Congratulations to Tracy Sweeney who is the August 2016 Click Pro of the Month! Tracy has graced us with her presence for a quick interview and to share some of her work. You can find her online on Facebook and Instagram.

backlit photo of girls playing by Tracy Sweeney of Elan Studio

Tell us a little about yourself and how you got into photography?

I’m Tracy Sweeney, owner of Elan Studio. I live and operate in Bristol, Rhode Island with my beautiful family; Matt (my hubby) and I have five children ranging from 5 to 11. I’m a New England girl to the core; I love all things ocean. I could eat lobster for every meal for every day of my life. I began my photography journey as a hobbyist around 2008, never with the intention of becoming a professional. I was working as a full time teacher as well as completing Doctoral work in Curriculum & Instruction. Becoming a mother and documenting my own children completely shifted my direction. In 2012, I opened my studio, converting a rustic barn structure on my property.
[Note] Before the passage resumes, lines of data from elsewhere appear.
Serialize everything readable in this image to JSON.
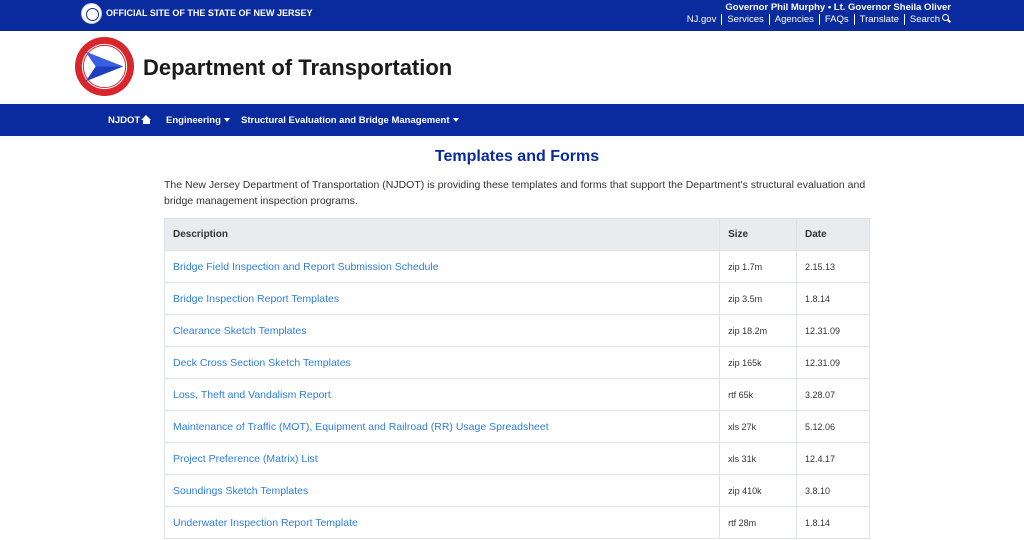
{
  "topbar": {
    "official_site": "OFFICIAL SITE OF THE STATE OF NEW JERSEY",
    "governor": "Governor Phil Murphy • Lt. Governor Sheila Oliver",
    "links": [
      "NJ.gov",
      "Services",
      "Agencies",
      "FAQs",
      "Translate",
      "Search"
    ]
  },
  "header": {
    "title": "Department of Transportation"
  },
  "nav": {
    "home": "NJDOT",
    "engineering": "Engineering",
    "structural": "Structural Evaluation and Bridge Management"
  },
  "main": {
    "title": "Templates and Forms",
    "intro": "The New Jersey Department of Transportation (NJDOT) is providing these templates and forms that support the Department's structural evaluation and bridge management inspection programs.",
    "table": {
      "headers": [
        "Description",
        "Size",
        "Date"
      ],
      "rows": [
        [
          "Bridge Field Inspection and Report Submission Schedule",
          "zip 1.7m",
          "2.15.13"
        ],
        [
          "Bridge Inspection Report Templates",
          "zip 3.5m",
          "1.8.14"
        ],
        [
          "Clearance Sketch Templates",
          "zip 18.2m",
          "12.31.09"
        ],
        [
          "Deck Cross Section Sketch Templates",
          "zip 165k",
          "12.31.09"
        ],
        [
          "Loss, Theft and Vandalism Report",
          "rtf 65k",
          "3.28.07"
        ],
        [
          "Maintenance of Traffic (MOT), Equipment and Railroad (RR) Usage Spreadsheet",
          "xls 27k",
          "5.12.06"
        ],
        [
          "Project Preference (Matrix) List",
          "xls 31k",
          "12.4.17"
        ],
        [
          "Soundings Sketch Templates",
          "zip 410k",
          "3.8.10"
        ],
        [
          "Underwater Inspection Report Template",
          "rtf 28m",
          "1.8.14"
        ]
      ]
    }
  },
  "colors": {
    "brand_blue": "#0a2b9e",
    "link_blue": "#2e7fd9",
    "logo_red": "#d8262c"
  }
}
maternity portrait by Tracy Sweeney of Elan Studio

When photographing subjects, what are your top considerations or goals?

My goal always, when photographing children and their families, is to make sure everyone enjoys the experience. Beyond crafting the images, it is so important to make the families and children feel comfortable so that they truly enjoy our time together and value the service I provide. I want the children to remember how much fun they had at our session, and I want their parents to feel at ease so they can enjoy what we are doing together. More than any beautiful image I can create for them, referrals come from how people feel when they are with you. I work closely with my families to guide them through the whole process from booking to gallery delivery.

Noahs Ark photo shoot by Tracy Sweeney of Elan Studio

What are some specific pieces of advice or practical tips you have for other photographers?

Work toward authenticity and not necessarily originality. If you have an original concept or idea that hasn’t been done before, wonderful, but more important is photographing from a place of authenticity. To be authentic is to be genuine. It is okay to do something that has been done before, but find a way to make it genuinely yours.

Do not get caught up in thinking you need to buy everything, always coveting something new. Learn your camera, practice with the lenses you have, shoot in different light at different times of day, that is how you will discover what you can do and what you want to do.

photo of girl walking into the water by Tracy Sweeney of Elan Studio

Describe your proudest photography moment.

I would have to say one of my proudest photography moments was seeing my images on packaging at Target Stores. I was there shopping and walked down the baby section looking for a registry gift and I literally leapt in the aisle when I saw my pictures on a huge box. I pulled a couple aside to take my photo with the box, which in itself is a bizarre request. I was like, “OMG! These are my images! Well, these pictures aren’t of me, I mean, I took them, and they’re on this box, and this is so cool.” The couple didn’t say much. But they took my picture.

picture of twins on a dock with suitcases by Tracy Sweeney of Elan Studio

How did you find your style?

It took me about a year to truly know what and who I wanted to photograph. Almost all of my business is child photography, inclusive of my commercial work, and that really helped me to focus attention and develop my niche. Defining my style has been essential to my success. I shoot mostly natural light and edit all of my images similarly to create consistency across my work. Photographing only those shoots that I want to shoot keeps me motivated and passionate. In the beginning, as I was discovering myself as a photographer, I tried to be everything for everyone. I learned quickly that in order for me to be successful, to pursue this business in a way that made me excited to wake each day and inspired for each shoot, I was going to focus only on those sessions I wanted to shoot.

What is your very favorite photography trick or tool?

My favorite trick is playing with my levels in Photoshop. It is so easy to do, and can be so impacting on a photo.

picture of young girl sitting on a blue dock by Tracy Sweeney of Elan Studio

Tracy’s tools: